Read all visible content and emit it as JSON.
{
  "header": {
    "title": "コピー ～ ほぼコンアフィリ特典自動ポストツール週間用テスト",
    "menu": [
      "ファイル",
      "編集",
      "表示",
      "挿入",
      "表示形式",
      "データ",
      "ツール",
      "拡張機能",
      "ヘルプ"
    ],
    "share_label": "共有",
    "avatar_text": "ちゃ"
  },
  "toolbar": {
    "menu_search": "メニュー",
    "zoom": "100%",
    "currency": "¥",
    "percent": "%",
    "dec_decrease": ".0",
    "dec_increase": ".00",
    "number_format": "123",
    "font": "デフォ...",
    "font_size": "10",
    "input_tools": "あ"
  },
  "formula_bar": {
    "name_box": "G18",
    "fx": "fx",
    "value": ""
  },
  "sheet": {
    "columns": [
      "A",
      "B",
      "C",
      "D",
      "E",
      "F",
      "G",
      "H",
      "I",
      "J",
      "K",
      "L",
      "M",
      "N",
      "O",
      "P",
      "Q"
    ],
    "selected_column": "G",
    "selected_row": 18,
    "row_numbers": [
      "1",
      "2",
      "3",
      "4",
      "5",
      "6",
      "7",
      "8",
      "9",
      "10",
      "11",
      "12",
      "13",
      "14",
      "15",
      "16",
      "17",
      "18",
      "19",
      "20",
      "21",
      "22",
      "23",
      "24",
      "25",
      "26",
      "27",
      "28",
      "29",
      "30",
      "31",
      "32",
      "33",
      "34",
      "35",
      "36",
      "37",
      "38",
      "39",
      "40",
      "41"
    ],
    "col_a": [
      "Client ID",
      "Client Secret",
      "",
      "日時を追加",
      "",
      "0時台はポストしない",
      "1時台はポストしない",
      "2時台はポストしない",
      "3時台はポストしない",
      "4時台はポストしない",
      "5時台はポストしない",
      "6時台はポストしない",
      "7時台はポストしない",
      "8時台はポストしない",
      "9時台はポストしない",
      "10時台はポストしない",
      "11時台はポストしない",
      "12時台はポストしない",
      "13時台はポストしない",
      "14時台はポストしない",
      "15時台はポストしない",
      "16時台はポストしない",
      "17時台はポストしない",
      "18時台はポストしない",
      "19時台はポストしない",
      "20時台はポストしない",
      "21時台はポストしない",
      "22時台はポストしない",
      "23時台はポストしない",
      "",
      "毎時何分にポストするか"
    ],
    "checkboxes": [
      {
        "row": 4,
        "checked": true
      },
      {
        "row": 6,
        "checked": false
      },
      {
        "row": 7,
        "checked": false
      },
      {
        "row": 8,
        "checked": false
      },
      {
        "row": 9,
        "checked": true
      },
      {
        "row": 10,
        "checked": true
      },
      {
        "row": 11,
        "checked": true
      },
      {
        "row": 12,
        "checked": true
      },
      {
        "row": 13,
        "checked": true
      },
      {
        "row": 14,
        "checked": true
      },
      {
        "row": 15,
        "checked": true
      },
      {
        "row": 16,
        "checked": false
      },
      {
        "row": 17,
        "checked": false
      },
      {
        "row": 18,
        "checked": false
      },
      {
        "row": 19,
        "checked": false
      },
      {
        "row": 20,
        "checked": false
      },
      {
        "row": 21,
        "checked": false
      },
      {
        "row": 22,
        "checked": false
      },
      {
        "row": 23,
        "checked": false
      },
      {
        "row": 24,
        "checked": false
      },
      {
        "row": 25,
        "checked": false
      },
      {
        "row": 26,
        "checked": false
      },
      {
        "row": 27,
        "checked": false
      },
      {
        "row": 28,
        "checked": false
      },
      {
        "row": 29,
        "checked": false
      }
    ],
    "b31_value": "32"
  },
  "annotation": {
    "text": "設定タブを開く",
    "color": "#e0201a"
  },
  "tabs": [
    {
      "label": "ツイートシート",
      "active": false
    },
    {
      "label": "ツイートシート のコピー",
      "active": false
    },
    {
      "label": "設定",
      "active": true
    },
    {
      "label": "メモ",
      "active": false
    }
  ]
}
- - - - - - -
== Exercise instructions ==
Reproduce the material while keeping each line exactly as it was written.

== Solution to the problem ==
Read all visible content and emit it as JSON.
{
  "header": {
    "title": "コピー ～ ほぼコンアフィリ特典自動ポストツール週間用テスト",
    "menu": [
      "ファイル",
      "編集",
      "表示",
      "挿入",
      "表示形式",
      "データ",
      "ツール",
      "拡張機能",
      "ヘルプ"
    ],
    "share_label": "共有",
    "avatar_text": "ちゃ"
  },
  "toolbar": {
    "menu_search": "メニュー",
    "zoom": "100%",
    "currency": "¥",
    "percent": "%",
    "dec_decrease": ".0",
    "dec_increase": ".00",
    "number_format": "123",
    "font": "デフォ...",
    "font_size": "10",
    "input_tools": "あ"
  },
  "formula_bar": {
    "name_box": "G18",
    "fx": "fx",
    "value": ""
  },
  "sheet": {
    "columns": [
      "A",
      "B",
      "C",
      "D",
      "E",
      "F",
      "G",
      "H",
      "I",
      "J",
      "K",
      "L",
      "M",
      "N",
      "O",
      "P",
      "Q"
    ],
    "selected_column": "G",
    "selected_row": 18,
    "row_numbers": [
      "1",
      "2",
      "3",
      "4",
      "5",
      "6",
      "7",
      "8",
      "9",
      "10",
      "11",
      "12",
      "13",
      "14",
      "15",
      "16",
      "17",
      "18",
      "19",
      "20",
      "21",
      "22",
      "23",
      "24",
      "25",
      "26",
      "27",
      "28",
      "29",
      "30",
      "31",
      "32",
      "33",
      "34",
      "35",
      "36",
      "37",
      "38",
      "39",
      "40",
      "41"
    ],
    "col_a": [
      "Client ID",
      "Client Secret",
      "",
      "日時を追加",
      "",
      "0時台はポストしない",
      "1時台はポストしない",
      "2時台はポストしない",
      "3時台はポストしない",
      "4時台はポストしない",
      "5時台はポストしない",
      "6時台はポストしない",
      "7時台はポストしない",
      "8時台はポストしない",
      "9時台はポストしない",
      "10時台はポストしない",
      "11時台はポストしない",
      "12時台はポストしない",
      "13時台はポストしない",
      "14時台はポストしない",
      "15時台はポストしない",
      "16時台はポストしない",
      "17時台はポストしない",
      "18時台はポストしない",
      "19時台はポストしない",
      "20時台はポストしない",
      "21時台はポストしない",
      "22時台はポストしない",
      "23時台はポストしない",
      "",
      "毎時何分にポストするか"
    ],
    "checkboxes": [
      {
        "row": 4,
        "checked": true
      },
      {
        "row": 6,
        "checked": false
      },
      {
        "row": 7,
        "checked": false
      },
      {
        "row": 8,
        "checked": false
      },
      {
        "row": 9,
        "checked": true
      },
      {
        "row": 10,
        "checked": true
      },
      {
        "row": 11,
        "checked": true
      },
      {
        "row": 12,
        "checked": true
      },
      {
        "row": 13,
        "checked": true
      },
      {
        "row": 14,
        "checked": true
      },
      {
        "row": 15,
        "checked": true
      },
      {
        "row": 16,
        "checked": false
      },
      {
        "row": 17,
        "checked": false
      },
      {
        "row": 18,
        "checked": false
      },
      {
        "row": 19,
        "checked": false
      },
      {
        "row": 20,
        "checked": false
      },
      {
        "row": 21,
        "checked": false
      },
      {
        "row": 22,
        "checked": false
      },
      {
        "row": 23,
        "checked": false
      },
      {
        "row": 24,
        "checked": false
      },
      {
        "row": 25,
        "checked": false
      },
      {
        "row": 26,
        "checked": false
      },
      {
        "row": 27,
        "checked": false
      },
      {
        "row": 28,
        "checked": false
      },
      {
        "row": 29,
        "checked": false
      }
    ],
    "b31_value": "32"
  },
  "annotation": {
    "text": "設定タブを開く",
    "color": "#e0201a"
  },
  "tabs": [
    {
      "label": "ツイートシート",
      "active": false
    },
    {
      "label": "ツイートシート のコピー",
      "active": false
    },
    {
      "label": "設定",
      "active": true
    },
    {
      "label": "メモ",
      "active": false
    }
  ]
}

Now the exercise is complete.